goto telescope or digital setting circles system.
Enhanced Coatings - Glass does not transmit all of
the light that strikes it, and mirrors do not reflect 100% of the light that
bounces off them. Enhanced coatings are used to either increase the light
transmission in a refractive system or the reflectivity of a
Enhanced coating technology allows almost 100% transmission through or
reflection from a single surface. Since there are many surfaces in a
normal optical system, good coatings are critical to image brightness.
Equatorial Mount - An equatorial mount is one in
which one axis (the polar axis) is aligned with Earth's rotation axis. (In
the northern hemisphere this is done by aligning the mount with the
celestial pole, which coincides almost exactly with Polaris, the north star.)
This allows the mount to track Earth's rotation using a simple
clock drive and
eliminates any field rotation. It is, however, more cumbersome than an
alt-azimuth mount. See also
German Equatorial Mount.
Exit Pupil - The diameter of the
beam of light coming out of an eyepiece in a telescope or binocular.
Eye Lens - This is the lens in an eyepiece closest
to the observer's eye. Typically larger eye lenses offer an easier view,
although eye relief (see below) is an important factor as well.
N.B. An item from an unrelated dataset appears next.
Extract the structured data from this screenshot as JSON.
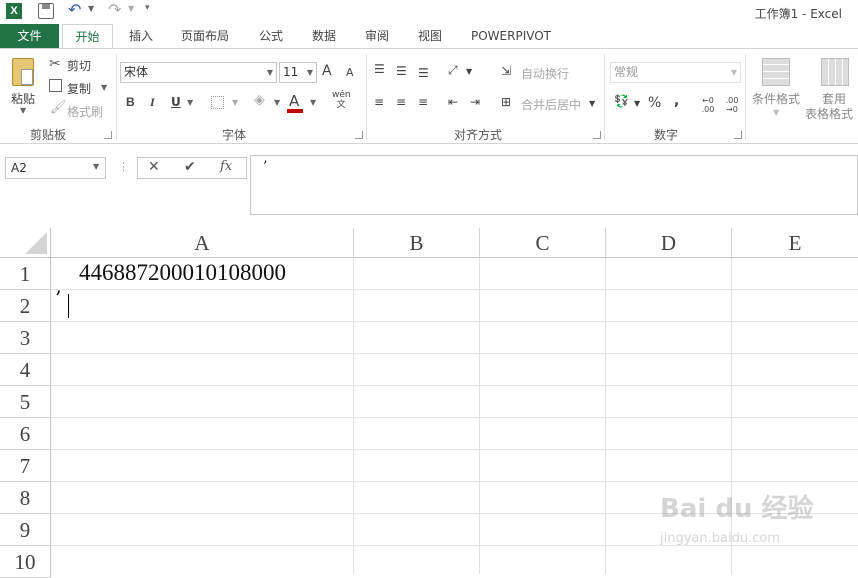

Eye Relief - This is the distance from the eye lens
in an eyepiece to the observer's eye. Long eye relief allows observers
with eyeglasses to easily observe. Short-eye-relief eyepieces can be
difficult to view through, even for observer's without glasses.